What is your perspective as a company but also as a Dutch citizen about the healthcare system in the Netherlands?
We have a very regulated market and there is no real competition between hospitals as insurance companies still determine how many hip surgeries a hospital can perform per year. What will change in healthcare, especially in orthopedics, is the role of the patient, who is increasingly moving towards becoming a consumer. In an increasingly digitalized world, it is much easier for patients to check the performance of surgeons, the performance of hospitals and patient satisfaction for example. This kind of transparency in the patient-surgeon/patient-hospital relationship will give an entirely new dimension to the market with patients opting for the best prosthetic, with the best surgeon in the best hospital. As a result, I believe that we will see a much more customized healthcare environment in the future. But I also think that this new transparency will lead to an improvement of quality in surgical performance, which will ultimately benefit the patient. Zimmer Biomet can support surgeons and hospitals in this pursuit, by providing the best prosthetics, the best tech education and the best support along the entire clinical pathway of a patient. Through collaborations with academic centers, orthopedic groups and universities we are able to constantly develop our ideas, rethink processes and identify new opportunities.

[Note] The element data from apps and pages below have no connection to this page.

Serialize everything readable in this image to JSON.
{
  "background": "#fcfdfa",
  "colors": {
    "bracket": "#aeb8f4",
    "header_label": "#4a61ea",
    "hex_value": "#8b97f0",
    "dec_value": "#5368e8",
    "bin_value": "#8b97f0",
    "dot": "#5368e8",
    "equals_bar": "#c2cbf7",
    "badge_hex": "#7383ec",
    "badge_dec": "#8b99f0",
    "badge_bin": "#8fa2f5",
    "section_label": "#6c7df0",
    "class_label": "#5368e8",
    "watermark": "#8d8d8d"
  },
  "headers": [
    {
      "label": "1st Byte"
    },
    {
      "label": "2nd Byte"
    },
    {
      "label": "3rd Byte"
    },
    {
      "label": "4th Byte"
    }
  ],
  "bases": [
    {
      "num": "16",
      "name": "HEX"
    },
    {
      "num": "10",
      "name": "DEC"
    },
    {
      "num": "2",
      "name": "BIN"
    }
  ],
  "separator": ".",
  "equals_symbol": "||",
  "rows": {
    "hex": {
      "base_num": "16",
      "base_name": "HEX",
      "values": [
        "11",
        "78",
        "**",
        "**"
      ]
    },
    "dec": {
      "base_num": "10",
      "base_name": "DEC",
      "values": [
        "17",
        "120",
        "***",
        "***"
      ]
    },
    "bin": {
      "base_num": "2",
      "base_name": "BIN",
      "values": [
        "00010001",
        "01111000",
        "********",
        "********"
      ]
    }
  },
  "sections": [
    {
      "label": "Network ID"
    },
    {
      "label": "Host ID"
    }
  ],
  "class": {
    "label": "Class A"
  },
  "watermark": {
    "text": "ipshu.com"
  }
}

How do you see the role of hospitals evolving in the next few years?
I think the concept of hospitals will change very quickly: now it is a place for sick, ill patients, but especially for orthopedics it is not necessary to perform surgeries in traditional hospitals. Here in the Netherlands we are seeing more and more private clinics focusing on hip and knee surgeries. This development will improve quality as well as attention paid to patients. In the future, hospitals will take care of really sick patients but elective surgeries will be held in satellite clinics outside hospitals. This will allow for healthcare to become more affordable, while improving surgery performance and patient education. Patient education will primarily be provided through media, such as apps that can inform patients about pre- and post-surgery procedures.
What is your final message you would like to share with the global healthcare leaders around the world?
The Zimmer Biomet merger will bring the best of both worlds to the market. We have a lot of experience in products as well as clinical pathways. We want to continue and expand our operations in the Dutch market, which is a very progressive and sophisticated one. We want to do so by fulfilling, but more importantly anticipating patients’ needs. We really want to make a difference in the orthopedic environment.